[TASK GOAL]
Without altering a single character, set down all of the data below.

=== DATA ===

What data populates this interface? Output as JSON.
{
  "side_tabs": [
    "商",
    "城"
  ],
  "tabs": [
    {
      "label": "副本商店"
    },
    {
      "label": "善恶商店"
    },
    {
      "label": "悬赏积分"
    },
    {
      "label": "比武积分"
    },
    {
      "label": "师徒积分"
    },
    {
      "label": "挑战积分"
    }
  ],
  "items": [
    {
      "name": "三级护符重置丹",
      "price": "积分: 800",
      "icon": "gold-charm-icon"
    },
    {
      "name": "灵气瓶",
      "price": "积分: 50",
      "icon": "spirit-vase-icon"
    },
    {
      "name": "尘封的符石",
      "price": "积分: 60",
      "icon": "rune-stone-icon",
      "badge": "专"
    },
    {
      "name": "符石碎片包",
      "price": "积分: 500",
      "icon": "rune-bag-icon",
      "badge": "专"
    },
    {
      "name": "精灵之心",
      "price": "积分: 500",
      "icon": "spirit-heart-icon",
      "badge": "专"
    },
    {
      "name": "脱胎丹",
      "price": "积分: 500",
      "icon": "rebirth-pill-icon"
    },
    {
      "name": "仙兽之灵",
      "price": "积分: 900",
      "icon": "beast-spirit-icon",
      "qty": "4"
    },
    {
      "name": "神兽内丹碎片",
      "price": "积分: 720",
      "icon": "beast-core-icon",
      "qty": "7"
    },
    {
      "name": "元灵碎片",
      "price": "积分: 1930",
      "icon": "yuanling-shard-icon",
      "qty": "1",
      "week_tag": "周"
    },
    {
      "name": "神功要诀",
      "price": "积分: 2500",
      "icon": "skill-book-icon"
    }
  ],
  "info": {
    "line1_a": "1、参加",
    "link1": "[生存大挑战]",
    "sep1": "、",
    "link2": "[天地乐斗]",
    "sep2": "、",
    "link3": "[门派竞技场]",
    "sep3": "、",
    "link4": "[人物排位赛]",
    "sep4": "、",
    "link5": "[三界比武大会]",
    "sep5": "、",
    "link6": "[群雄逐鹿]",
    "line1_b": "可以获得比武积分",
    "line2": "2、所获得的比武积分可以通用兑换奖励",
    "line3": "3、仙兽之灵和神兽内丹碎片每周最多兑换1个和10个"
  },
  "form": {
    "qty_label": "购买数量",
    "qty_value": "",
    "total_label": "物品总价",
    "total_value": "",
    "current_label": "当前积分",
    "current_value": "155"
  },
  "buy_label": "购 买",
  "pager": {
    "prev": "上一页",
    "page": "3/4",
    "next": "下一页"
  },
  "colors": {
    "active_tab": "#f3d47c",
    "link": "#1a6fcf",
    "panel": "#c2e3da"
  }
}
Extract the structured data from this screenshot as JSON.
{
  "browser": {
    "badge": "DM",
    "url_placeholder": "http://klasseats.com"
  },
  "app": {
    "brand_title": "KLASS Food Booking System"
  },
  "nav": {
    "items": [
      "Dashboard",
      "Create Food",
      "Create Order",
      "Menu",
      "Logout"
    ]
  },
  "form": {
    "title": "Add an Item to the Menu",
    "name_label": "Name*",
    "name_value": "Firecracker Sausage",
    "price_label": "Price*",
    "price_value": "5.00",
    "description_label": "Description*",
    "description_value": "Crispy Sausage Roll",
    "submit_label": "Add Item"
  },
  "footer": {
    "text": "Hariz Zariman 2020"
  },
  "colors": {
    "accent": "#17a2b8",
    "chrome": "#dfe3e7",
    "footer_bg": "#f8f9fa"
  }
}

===

[EXPECTED ANSWER]
What data populates this interface? Output as JSON.
{
  "side_tabs": [
    "商",
    "城"
  ],
  "tabs": [
    {
      "label": "副本商店"
    },
    {
      "label": "善恶商店"
    },
    {
      "label": "悬赏积分"
    },
    {
      "label": "比武积分"
    },
    {
      "label": "师徒积分"
    },
    {
      "label": "挑战积分"
    }
  ],
  "items": [
    {
      "name": "三级护符重置丹",
      "price": "积分: 800",
      "icon": "gold-charm-icon"
    },
    {
      "name": "灵气瓶",
      "price": "积分: 50",
      "icon": "spirit-vase-icon"
    },
    {
      "name": "尘封的符石",
      "price": "积分: 60",
      "icon": "rune-stone-icon",
      "badge": "专"
    },
    {
      "name": "符石碎片包",
      "price": "积分: 500",
      "icon": "rune-bag-icon",
      "badge": "专"
    },
    {
      "name": "精灵之心",
      "price": "积分: 500",
      "icon": "spirit-heart-icon",
      "badge": "专"
    },
    {
      "name": "脱胎丹",
      "price": "积分: 500",
      "icon": "rebirth-pill-icon"
    },
    {
      "name": "仙兽之灵",
      "price": "积分: 900",
      "icon": "beast-spirit-icon",
      "qty": "4"
    },
    {
      "name": "神兽内丹碎片",
      "price": "积分: 720",
      "icon": "beast-core-icon",
      "qty": "7"
    },
    {
      "name": "元灵碎片",
      "price": "积分: 1930",
      "icon": "yuanling-shard-icon",
      "qty": "1",
      "week_tag": "周"
    },
    {
      "name": "神功要诀",
      "price": "积分: 2500",
      "icon": "skill-book-icon"
    }
  ],
  "info": {
    "line1_a": "1、参加",
    "link1": "[生存大挑战]",
    "sep1": "、",
    "link2": "[天地乐斗]",
    "sep2": "、",
    "link3": "[门派竞技场]",
    "sep3": "、",
    "link4": "[人物排位赛]",
    "sep4": "、",
    "link5": "[三界比武大会]",
    "sep5": "、",
    "link6": "[群雄逐鹿]",
    "line1_b": "可以获得比武积分",
    "line2": "2、所获得的比武积分可以通用兑换奖励",
    "line3": "3、仙兽之灵和神兽内丹碎片每周最多兑换1个和10个"
  },
  "form": {
    "qty_label": "购买数量",
    "qty_value": "",
    "total_label": "物品总价",
    "total_value": "",
    "current_label": "当前积分",
    "current_value": "155"
  },
  "buy_label": "购 买",
  "pager": {
    "prev": "上一页",
    "page": "3/4",
    "next": "下一页"
  },
  "colors": {
    "active_tab": "#f3d47c",
    "link": "#1a6fcf",
    "panel": "#c2e3da"
  }
}
Extract the structured data from this screenshot as JSON.
{
  "browser": {
    "badge": "DM",
    "url_placeholder": "http://klasseats.com"
  },
  "app": {
    "brand_title": "KLASS Food Booking System"
  },
  "nav": {
    "items": [
      "Dashboard",
      "Create Food",
      "Create Order",
      "Menu",
      "Logout"
    ]
  },
  "form": {
    "title": "Add an Item to the Menu",
    "name_label": "Name*",
    "name_value": "Firecracker Sausage",
    "price_label": "Price*",
    "price_value": "5.00",
    "description_label": "Description*",
    "description_value": "Crispy Sausage Roll",
    "submit_label": "Add Item"
  },
  "footer": {
    "text": "Hariz Zariman 2020"
  },
  "colors": {
    "accent": "#17a2b8",
    "chrome": "#dfe3e7",
    "footer_bg": "#f8f9fa"
  }
}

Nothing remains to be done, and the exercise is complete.